------ Available records

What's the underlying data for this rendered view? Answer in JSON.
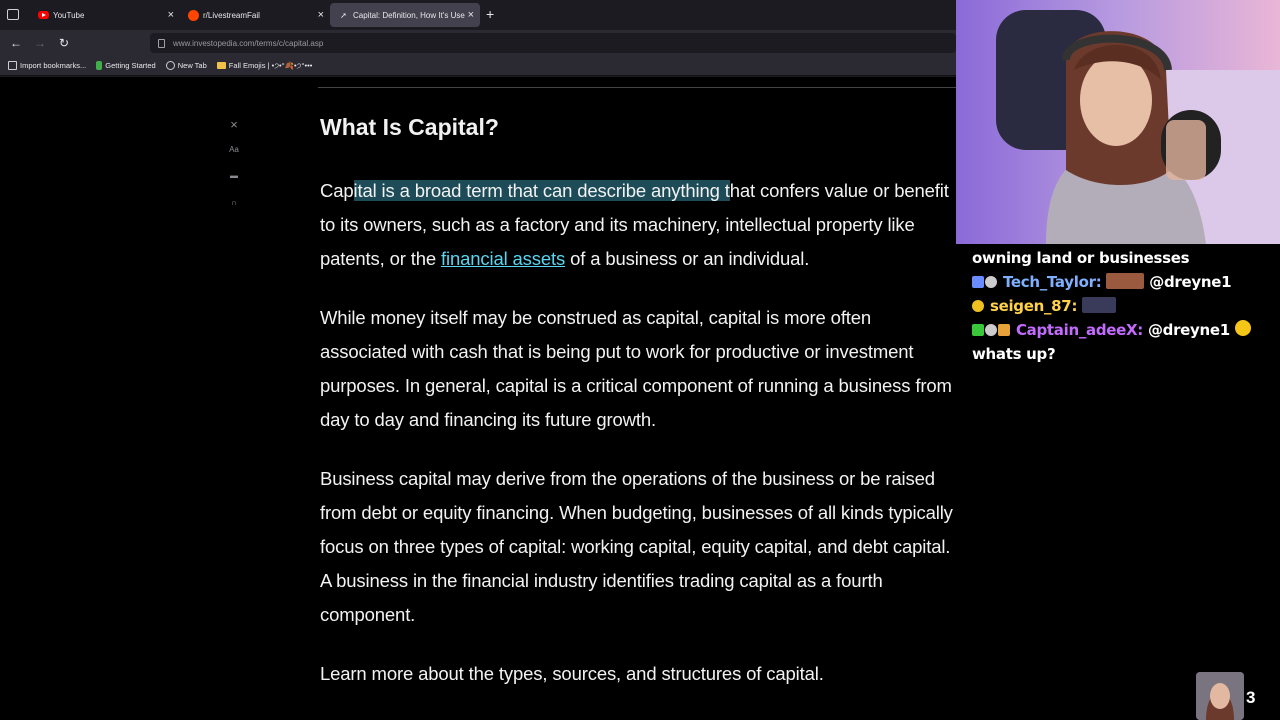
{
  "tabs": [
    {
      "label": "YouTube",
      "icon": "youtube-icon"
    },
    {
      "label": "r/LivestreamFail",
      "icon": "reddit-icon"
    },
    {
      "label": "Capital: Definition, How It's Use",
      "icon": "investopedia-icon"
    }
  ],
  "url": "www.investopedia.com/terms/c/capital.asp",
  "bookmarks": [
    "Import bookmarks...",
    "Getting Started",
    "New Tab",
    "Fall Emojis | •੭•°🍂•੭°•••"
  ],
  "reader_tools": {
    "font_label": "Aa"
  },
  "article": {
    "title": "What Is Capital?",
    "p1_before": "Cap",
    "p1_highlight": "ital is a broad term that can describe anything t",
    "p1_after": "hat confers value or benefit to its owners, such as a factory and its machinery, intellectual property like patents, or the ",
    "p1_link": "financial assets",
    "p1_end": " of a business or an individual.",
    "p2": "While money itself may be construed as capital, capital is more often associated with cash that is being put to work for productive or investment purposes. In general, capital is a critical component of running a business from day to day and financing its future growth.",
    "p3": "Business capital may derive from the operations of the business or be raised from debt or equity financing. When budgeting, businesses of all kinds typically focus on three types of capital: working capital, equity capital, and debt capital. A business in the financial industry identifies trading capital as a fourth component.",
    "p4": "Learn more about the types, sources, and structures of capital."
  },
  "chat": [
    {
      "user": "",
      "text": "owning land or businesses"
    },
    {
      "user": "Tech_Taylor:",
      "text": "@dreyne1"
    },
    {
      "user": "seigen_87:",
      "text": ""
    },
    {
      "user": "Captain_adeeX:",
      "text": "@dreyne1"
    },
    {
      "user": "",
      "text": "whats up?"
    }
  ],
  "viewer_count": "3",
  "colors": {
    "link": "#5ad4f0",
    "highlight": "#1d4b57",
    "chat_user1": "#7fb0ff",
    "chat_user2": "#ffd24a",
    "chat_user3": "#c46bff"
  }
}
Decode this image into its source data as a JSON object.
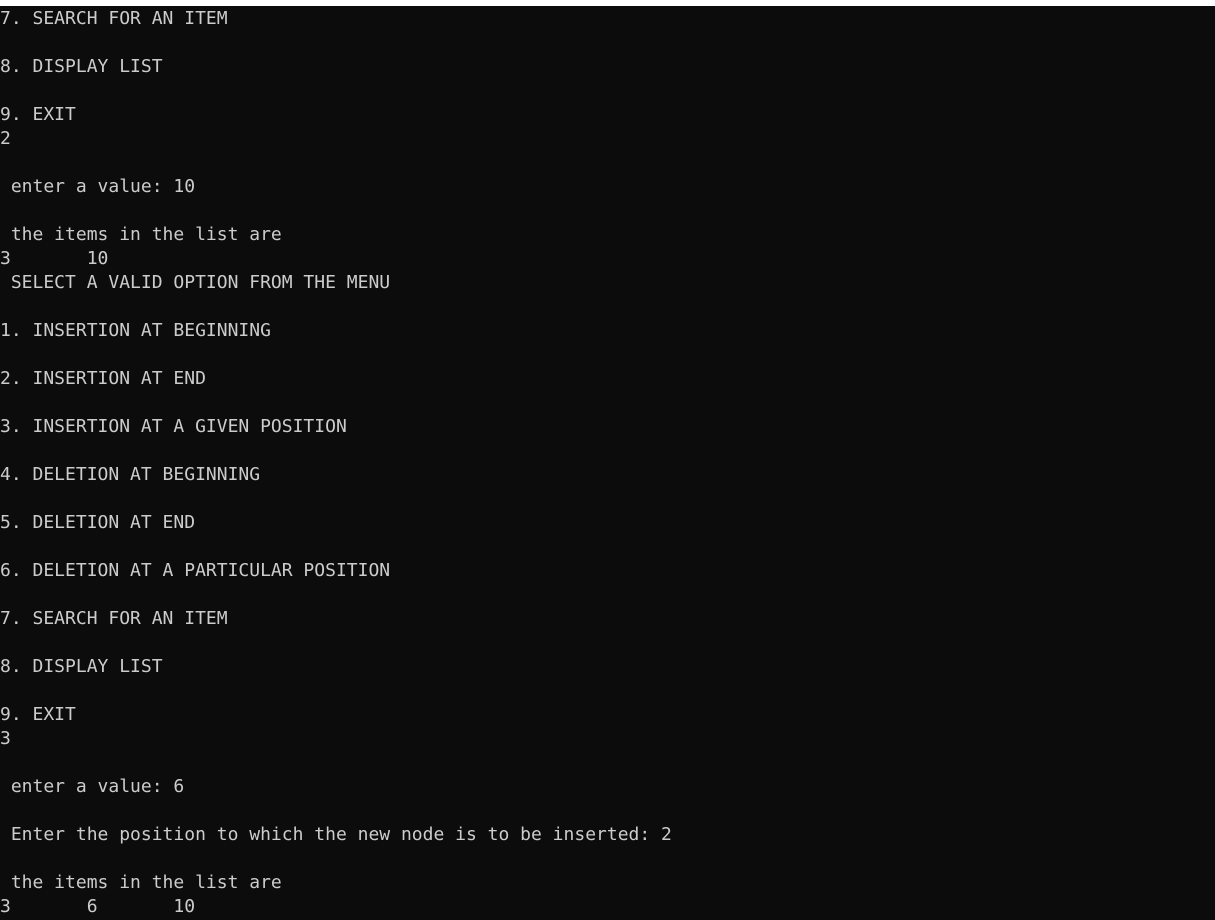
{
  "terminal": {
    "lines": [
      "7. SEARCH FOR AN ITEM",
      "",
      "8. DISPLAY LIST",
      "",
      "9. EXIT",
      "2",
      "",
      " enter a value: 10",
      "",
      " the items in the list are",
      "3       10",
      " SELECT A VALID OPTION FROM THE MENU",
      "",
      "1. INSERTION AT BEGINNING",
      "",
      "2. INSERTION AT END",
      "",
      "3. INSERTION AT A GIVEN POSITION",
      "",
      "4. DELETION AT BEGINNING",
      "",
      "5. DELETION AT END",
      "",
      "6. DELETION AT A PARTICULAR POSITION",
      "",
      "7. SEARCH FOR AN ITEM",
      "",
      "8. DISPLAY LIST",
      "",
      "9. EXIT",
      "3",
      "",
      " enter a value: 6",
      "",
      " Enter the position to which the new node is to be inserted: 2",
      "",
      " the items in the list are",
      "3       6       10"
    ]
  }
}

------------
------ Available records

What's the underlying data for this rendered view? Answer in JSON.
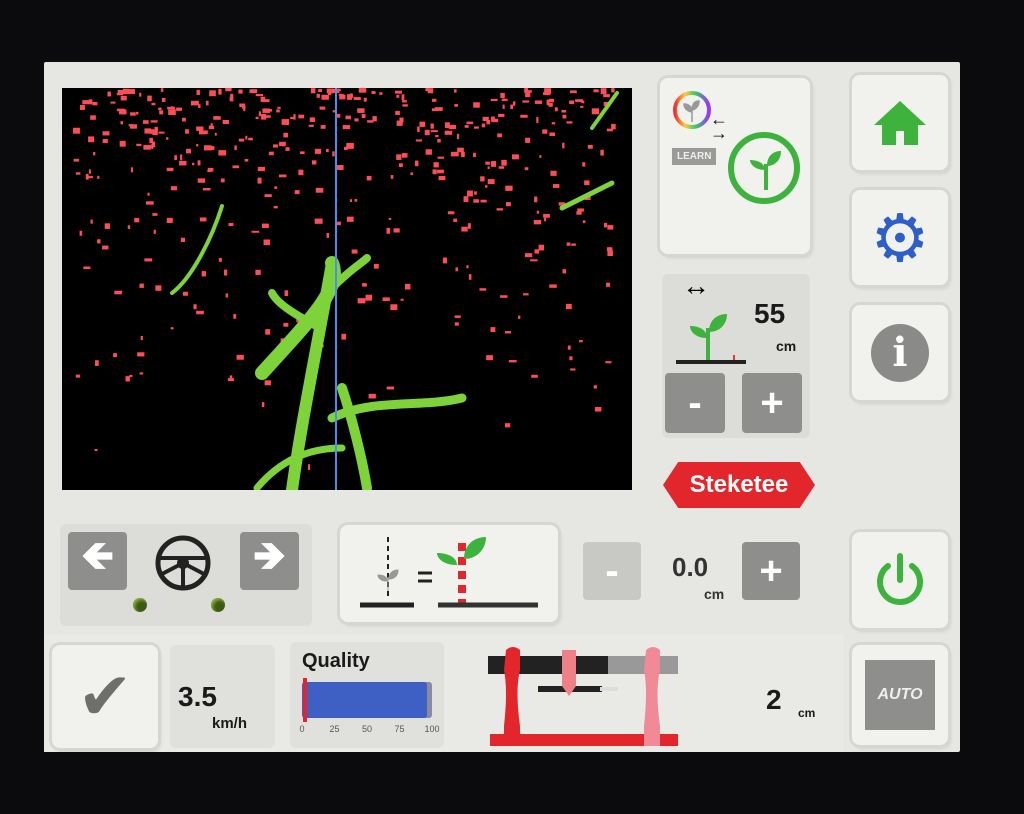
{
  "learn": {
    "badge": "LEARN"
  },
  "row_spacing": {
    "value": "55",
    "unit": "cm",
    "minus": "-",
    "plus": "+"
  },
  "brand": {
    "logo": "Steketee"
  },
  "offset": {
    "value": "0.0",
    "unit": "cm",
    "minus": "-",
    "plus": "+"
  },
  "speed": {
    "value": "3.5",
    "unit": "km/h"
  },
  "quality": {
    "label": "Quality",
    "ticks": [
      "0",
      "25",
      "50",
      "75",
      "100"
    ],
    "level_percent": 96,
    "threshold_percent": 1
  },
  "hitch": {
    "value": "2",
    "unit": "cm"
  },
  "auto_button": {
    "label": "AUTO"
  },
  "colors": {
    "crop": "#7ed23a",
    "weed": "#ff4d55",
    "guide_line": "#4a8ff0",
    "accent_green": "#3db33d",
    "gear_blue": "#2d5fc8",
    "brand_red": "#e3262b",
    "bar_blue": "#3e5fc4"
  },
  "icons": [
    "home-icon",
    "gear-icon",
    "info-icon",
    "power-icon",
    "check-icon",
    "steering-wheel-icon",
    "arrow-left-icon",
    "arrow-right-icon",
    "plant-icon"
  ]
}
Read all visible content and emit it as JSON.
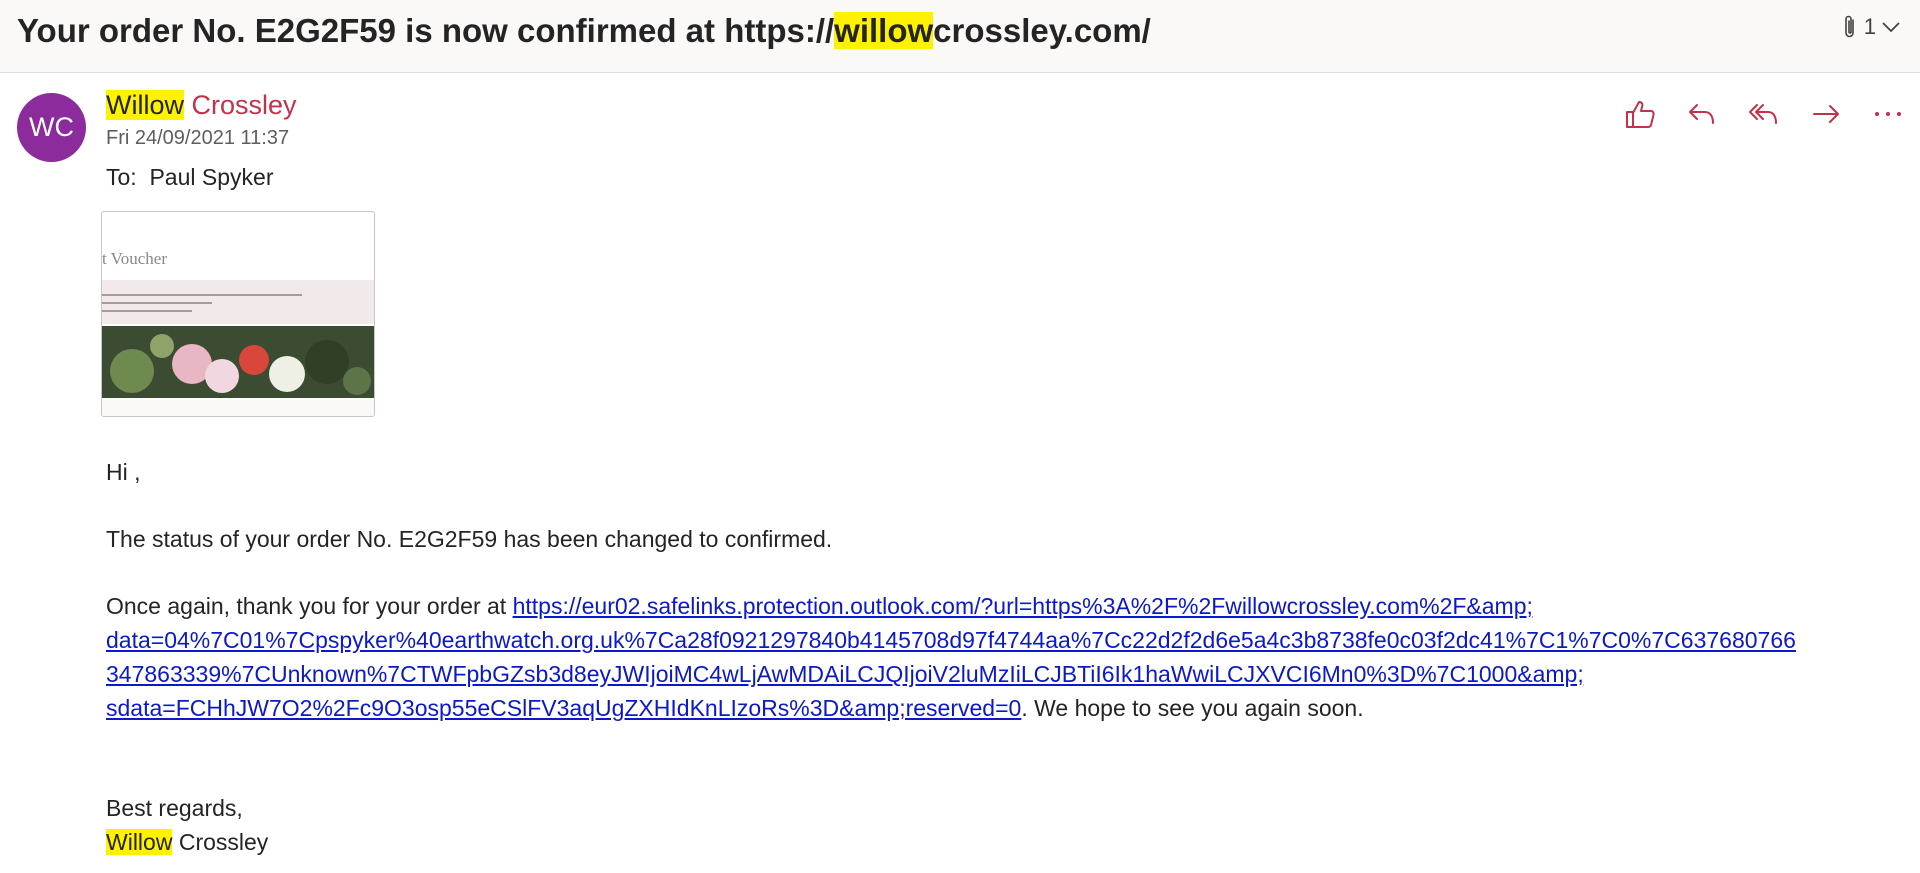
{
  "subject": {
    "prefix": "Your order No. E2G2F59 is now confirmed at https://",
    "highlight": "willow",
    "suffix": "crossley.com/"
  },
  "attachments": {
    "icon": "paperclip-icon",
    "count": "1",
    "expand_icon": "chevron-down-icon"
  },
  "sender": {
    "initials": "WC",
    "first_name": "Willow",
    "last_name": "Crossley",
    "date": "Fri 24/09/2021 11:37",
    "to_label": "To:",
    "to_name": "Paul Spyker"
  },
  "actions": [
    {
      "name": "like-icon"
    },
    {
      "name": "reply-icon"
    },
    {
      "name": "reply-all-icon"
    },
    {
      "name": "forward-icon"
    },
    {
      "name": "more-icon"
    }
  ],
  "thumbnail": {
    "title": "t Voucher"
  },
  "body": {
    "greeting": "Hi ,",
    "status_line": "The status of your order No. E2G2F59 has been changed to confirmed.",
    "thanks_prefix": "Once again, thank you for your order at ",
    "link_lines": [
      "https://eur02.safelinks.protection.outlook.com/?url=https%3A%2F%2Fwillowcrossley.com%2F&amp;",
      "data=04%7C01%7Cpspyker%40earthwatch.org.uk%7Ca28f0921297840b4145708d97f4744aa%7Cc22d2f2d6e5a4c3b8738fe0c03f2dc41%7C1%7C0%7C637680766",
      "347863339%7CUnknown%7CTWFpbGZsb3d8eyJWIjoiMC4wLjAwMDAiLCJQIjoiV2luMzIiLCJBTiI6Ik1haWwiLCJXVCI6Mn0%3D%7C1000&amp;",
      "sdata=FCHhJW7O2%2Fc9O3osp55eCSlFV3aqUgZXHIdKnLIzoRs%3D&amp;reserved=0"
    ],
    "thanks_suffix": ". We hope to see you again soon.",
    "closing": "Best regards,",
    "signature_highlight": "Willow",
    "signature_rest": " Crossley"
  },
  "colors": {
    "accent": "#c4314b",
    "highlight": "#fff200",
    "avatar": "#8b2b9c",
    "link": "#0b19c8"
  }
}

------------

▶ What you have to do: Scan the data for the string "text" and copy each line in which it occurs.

▶ Solution for this problem:
      "text": "owning land or businesses"
      "text": "@dreyne1"
      "text": ""
      "text": "@dreyne1"
      "text": "whats up?"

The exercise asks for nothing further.